TUCSON — Four weeks after absorbing the worst loss in McKale Center history, Arizona is tied for the Pac-10 lead. Nic Wise matched a career high with 30 points, and Arizona defeated California 76-72 on Sunday to grab a share of first place at the midway point.
TUCSON — Four weeks after absorbing the worst loss in McKale Center history, Arizona is tied for the Pac-10 lead.
Nic Wise matched a career high with 30 points, and Arizona defeated California 76-72 on Sunday to grab a share of first place at the midway point.
"This is, to me, the best win of our season because of who we played," Arizona coach Sean Miller said. "Cal is a terrific team, and the stakes were high. It's always interesting to see how your team plays in big moments, and we really answered the bell."
These aren't the same Wildcats who appeared helpless in a 99-69 loss to Brigham Young on Dec. 28. Halfway through the Pac-10 season, Arizona (12-9, 6-3) has won four straight to pull into a first-place tie with the Golden Bears (14-7, 6-3).
The Wildcats have 11 regular-season titles in 31 seasons, but none since 2005, their longest drought in a quarter century. California hasn't won the conference since 1959-60, when it had five teams.
"We don't want to dwell on the fact that we're in first place," Arizona guard Lamont Jones said. "Like Nic said in the locker room, we don't want to be tied for first."
There's a long way to go in the regular season. But both teams looked title-worthy in a riveting game that had nine ties and 11 lead changes.
Theo Robertson scored a career-high 27 points for the Golden Bears, who had their three-game winning streak snapped. Robertson's outburst came three days after he played 37 scoreless minutes in a victory at Arizona State.
The win in Tempe gave the Bears a shot at their first road sweep of the Arizona schools, which joined the league in 1978-79. But Cal's chance for a victory over Arizona slipped away down the stretch, with the Golden Bears scoring only one bucket in the final 5:23.
"The thing that is disappointing is you have a chance to win with two minutes left," Cal coach Mike Montgomery said. "All you have to do is get a stop and make a play."
Cal couldn't stop Wise, a senior from Houston who seemed to make all the plays when it mattered.
"He's just really good," Montgomery said. "He's the best guy we've played so far."
With Arizona down 34-32 at halftime, Wise opened the second half with a 3-pointer that sent a jolt through McKale Center.

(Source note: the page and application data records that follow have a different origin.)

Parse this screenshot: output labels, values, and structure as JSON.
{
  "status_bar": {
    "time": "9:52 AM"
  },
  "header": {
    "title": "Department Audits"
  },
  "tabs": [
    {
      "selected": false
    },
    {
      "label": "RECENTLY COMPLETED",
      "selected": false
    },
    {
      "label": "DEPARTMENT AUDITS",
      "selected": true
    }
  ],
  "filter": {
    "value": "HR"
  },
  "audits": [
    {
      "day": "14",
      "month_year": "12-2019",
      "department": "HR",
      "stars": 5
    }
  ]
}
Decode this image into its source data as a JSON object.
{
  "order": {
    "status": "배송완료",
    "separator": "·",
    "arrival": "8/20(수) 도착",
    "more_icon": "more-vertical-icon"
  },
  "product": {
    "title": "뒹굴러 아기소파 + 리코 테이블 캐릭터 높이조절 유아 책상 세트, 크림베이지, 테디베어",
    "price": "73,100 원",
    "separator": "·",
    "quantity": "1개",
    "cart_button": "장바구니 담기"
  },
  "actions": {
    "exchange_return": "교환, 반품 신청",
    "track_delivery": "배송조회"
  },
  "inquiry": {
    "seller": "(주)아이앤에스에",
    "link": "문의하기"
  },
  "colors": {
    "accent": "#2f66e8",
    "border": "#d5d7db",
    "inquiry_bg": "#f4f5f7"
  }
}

Then Derrick Williams hit a pair of free throws and a layup to give the Wildcats a 39-34 lead, and sold-out McKale Center was rocking. Williams had 15 points and 11 rebounds.
The red-clad crowd of 14,629 was on its feet the rest of the way.
"People talk to me about McKale — I guess I really saw it here today," Miller said. "The atmosphere today was as electric as there can be in any building in college basketball. Who benefited from that? Our team."
The crowd had plenty to scream about in the chaotic final minutes.
Cal's Omondi Amoke scored to give the Bears a 67-65 lead with 4:13 to play, and neither team scored a bucket until Williams dunked on a feed from Jamelle Horne to tie it at 69-69 with 1:15 to play.
Then Wise took over, personally outscoring Cal 7-3 in the final 52 seconds. And he did it by slithering through traps and double teams.
First, Wise sliced down the left side of the lane and hit a running bank shot to give the Wildcats a 71-69 lead.
With 40 seconds left, Wise fouled Jerome Randle beyond the arc. Randle, a 93-percent shooter from the line, hit all three shots to put the Bears up by a point.
Wise responded by driving on Randle, scoring and drawing a foul. Wise, an 89-percent free-throw shooter, hit the foul shot to put Arizona up 74-72 with 26 seconds left.
"It was just taking what they gave me," Wise said.
Robertson dribbled the ball out of bounds on the next possession, and the Bears were forced to foul Wise, who knocked down two shots to ice the game.
The teams meet again on Feb. 25 in Berkeley.
"We look forward to playing these guys again," Cal's Patrick Christopher said.